◆ Exercise description ◆
Within the records below, how many lines hold the word "icon"? Only the number should be returned.

Items from an interface collection
____
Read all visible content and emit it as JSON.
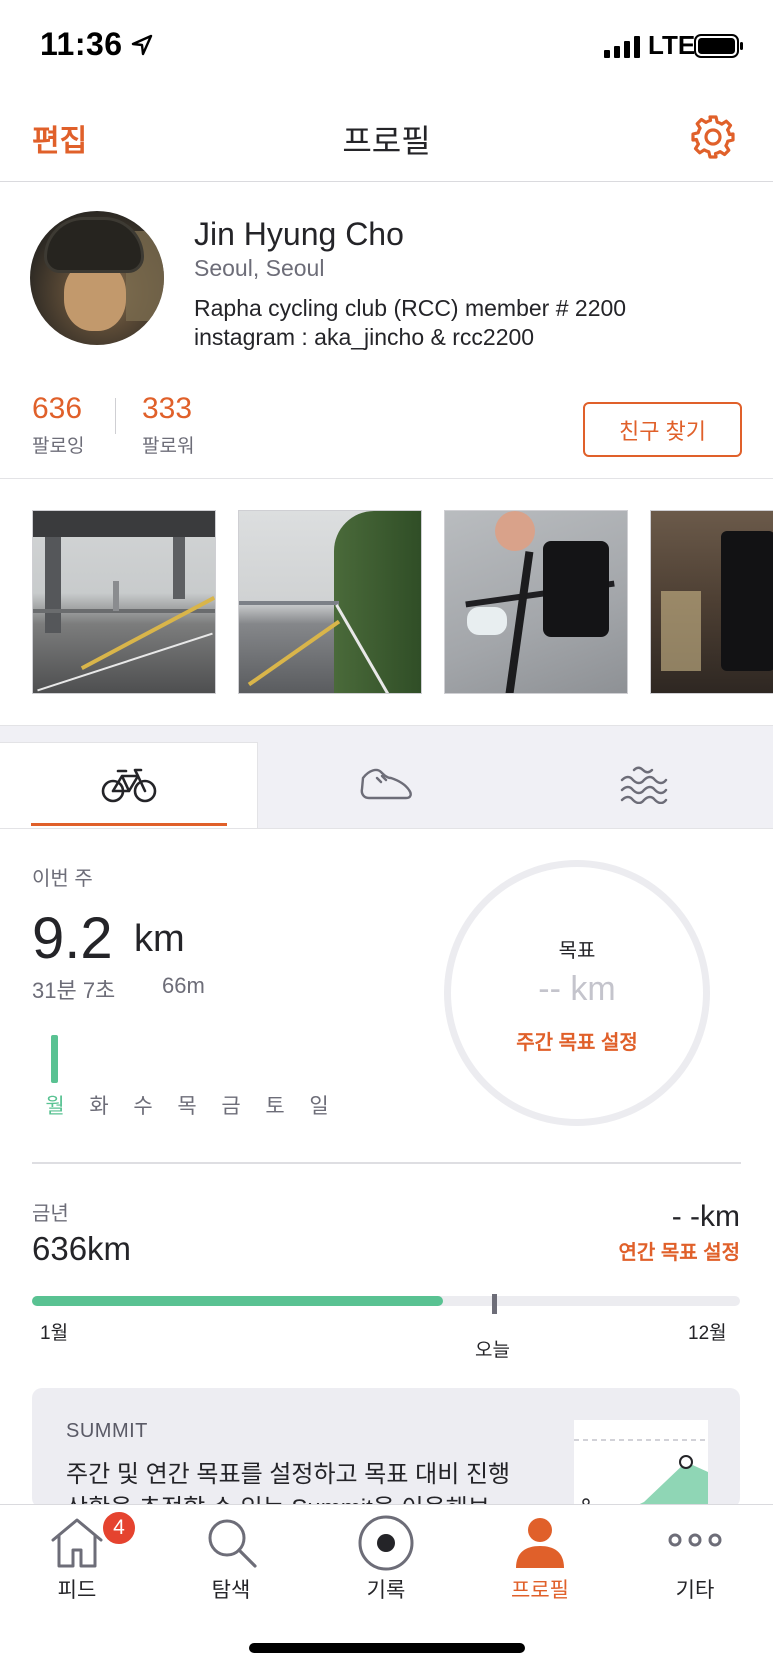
{
  "status_bar": {
    "time": "11:36",
    "network": "LTE"
  },
  "nav": {
    "edit_label": "편집",
    "title": "프로필",
    "settings_icon": "gear-icon"
  },
  "profile": {
    "name": "Jin Hyung Cho",
    "location": "Seoul, Seoul",
    "bio_line1": "Rapha cycling club (RCC) member # 2200",
    "bio_line2": "instagram : aka_jincho & rcc2200",
    "following_count": "636",
    "following_label": "팔로잉",
    "followers_count": "333",
    "followers_label": "팔로워",
    "find_friends_label": "친구 찾기"
  },
  "activity_tabs": [
    {
      "icon": "bike-icon",
      "active": true
    },
    {
      "icon": "shoe-icon",
      "active": false
    },
    {
      "icon": "waves-icon",
      "active": false
    }
  ],
  "weekly": {
    "label": "이번 주",
    "distance": "9.2",
    "distance_unit": "km",
    "time": "31분 7초",
    "elevation": "66m",
    "days": [
      "월",
      "화",
      "수",
      "목",
      "금",
      "토",
      "일"
    ],
    "active_day_index": 0,
    "goal_label": "목표",
    "goal_value": "-- km",
    "goal_set_label": "주간 목표 설정"
  },
  "yearly": {
    "label": "금년",
    "distance": "636km",
    "goal_value": "- -km",
    "goal_set_label": "연간 목표 설정",
    "progress_fraction": 0.58,
    "start_label": "1월",
    "today_label": "오늘",
    "end_label": "12월"
  },
  "summit": {
    "title": "SUMMIT",
    "text_line1": "주간 및 연간 목표를 설정하고 목표 대비 진행",
    "text_line2": "상황을 추적할 수 있는 Summit을 이용해보"
  },
  "tabbar": {
    "items": [
      {
        "label": "피드",
        "icon": "home-icon",
        "active": false,
        "badge": "4"
      },
      {
        "label": "탐색",
        "icon": "search-icon",
        "active": false
      },
      {
        "label": "기록",
        "icon": "record-icon",
        "active": false
      },
      {
        "label": "프로필",
        "icon": "profile-icon",
        "active": true
      },
      {
        "label": "기타",
        "icon": "more-icon",
        "active": false
      }
    ]
  },
  "colors": {
    "accent": "#e0602a",
    "progress": "#59c292",
    "badge": "#e5432f"
  }
}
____
◆ Answer for the task ◆
9